For younger children, consider cutting screen time as their first morning activity. It can be so tempting to put early risers in front of the screen, but this actually may be reinforcing their early wake up pattern because they are excited to get up and watch television or play on their tablet. Instead, try using the mornings as a great time to capitalize on the portion of the day where they are more alert and have a longer attention span for more interesting activities. For school-aged children, you may want to consider a no-screen-time rule before “online classes” start, and leave morning screen time for weekends.
- Create a new bedtime routine.
If you’re using screens to help your children fall asleep, you’re not alone. Almost 50% of parents say watching TV at night helps their toddler or young child wind down at night. We see this is a great starting point for limiting screen usage. Try introducing a new bedtime routine that doesn’t rely on screens, like a warm bath and a book. It may feel like more work at first, but the additional sleep your child (and you!) will get as a result is more than worth it
- Set a time to turn off screens.
There’s actual science behind why too much screen time disrupts your sleep and a lot of it has to do with blue light and your circadian rhythm. The blue light your screens emit disrupts your body’s natural sleep rhythm, making it hard to go to sleep even though you may be tired. We suggest setting a firm time for the family to turn off all screens; ideally this should be at least one hour before bedtime. For younger children, consider no screens after 5 p.m.
- No tech in the bedroom.If you’re having trouble falling asleep, you’ll probably reach for your phone and do some mindless scrolling.
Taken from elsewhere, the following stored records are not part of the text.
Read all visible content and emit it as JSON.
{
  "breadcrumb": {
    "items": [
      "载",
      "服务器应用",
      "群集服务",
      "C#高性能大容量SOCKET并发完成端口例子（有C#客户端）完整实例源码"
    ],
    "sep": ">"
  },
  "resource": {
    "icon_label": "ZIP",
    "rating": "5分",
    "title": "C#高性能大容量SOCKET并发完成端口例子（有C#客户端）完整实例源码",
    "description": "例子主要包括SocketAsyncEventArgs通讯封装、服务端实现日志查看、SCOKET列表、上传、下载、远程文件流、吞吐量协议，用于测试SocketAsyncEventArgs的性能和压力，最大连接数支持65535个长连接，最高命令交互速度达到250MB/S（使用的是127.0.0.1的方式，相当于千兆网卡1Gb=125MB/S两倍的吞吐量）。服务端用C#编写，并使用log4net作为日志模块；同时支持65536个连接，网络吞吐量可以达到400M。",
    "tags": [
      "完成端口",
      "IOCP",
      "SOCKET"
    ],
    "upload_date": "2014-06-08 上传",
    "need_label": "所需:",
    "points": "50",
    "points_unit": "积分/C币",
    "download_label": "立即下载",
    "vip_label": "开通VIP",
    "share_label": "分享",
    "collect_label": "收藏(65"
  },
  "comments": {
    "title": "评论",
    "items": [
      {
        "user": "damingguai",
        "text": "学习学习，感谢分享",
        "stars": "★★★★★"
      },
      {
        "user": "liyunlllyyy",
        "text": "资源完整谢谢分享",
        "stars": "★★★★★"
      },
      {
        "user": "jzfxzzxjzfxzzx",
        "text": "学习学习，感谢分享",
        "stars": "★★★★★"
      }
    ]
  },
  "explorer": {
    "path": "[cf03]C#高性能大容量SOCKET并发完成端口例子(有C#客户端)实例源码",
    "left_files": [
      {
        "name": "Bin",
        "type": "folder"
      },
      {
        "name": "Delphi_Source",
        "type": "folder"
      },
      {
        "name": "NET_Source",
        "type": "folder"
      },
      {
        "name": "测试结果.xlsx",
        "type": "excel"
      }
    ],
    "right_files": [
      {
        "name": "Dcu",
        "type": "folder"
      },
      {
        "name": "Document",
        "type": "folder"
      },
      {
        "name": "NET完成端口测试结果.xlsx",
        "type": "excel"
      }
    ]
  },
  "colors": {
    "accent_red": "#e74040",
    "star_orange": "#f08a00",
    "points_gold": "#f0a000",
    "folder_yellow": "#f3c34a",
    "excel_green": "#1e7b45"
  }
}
Your kids feel that too, but that late night device use actually keeps them awake longer. Try removing the temptation of screen use in your child’s bedroom (especially teenagers) by keeping all that tech in a different room. Tablets, phones and video games can be left in a different room during the night time hours.
- Make your kids a part of the conversation.If your children are old enough, the new rules around screen time can be discussed in a family meeting. And it’s important to let your children know that parents have to abide by these rules, as well. If your family decides no screens after dinner, but parents are still using their phone it might feel confusing or unfair. We want to send the message that screens are not healthy for sleep and that includes parents’ sleep, too.
- Be consistent:
Once you make a decision on screen time, stay consistent. If you want your children to follow the new rules, you have to consistently enforce them — this is especially important to avoid confusion or leeway as you transition to a new set of rules. Be prepared for resistance, protest and angry faces. Not all of our parenting decisions are well-received by our children. Stay calm, acknowledge that the change is hard, and remain consistent with your new boundaries.
- Know you’re doing the right thing.
Whatever your decision is as a parent, whether to limit or eliminate screen time completely, know that you are doing the right thing for your family. Feel conviction in your decision and have the confidence to follow through. This advice translates into many areas of your parenting journey.
Good sleep is essential for a happy healthy childhood and life. Book a consultation with us now!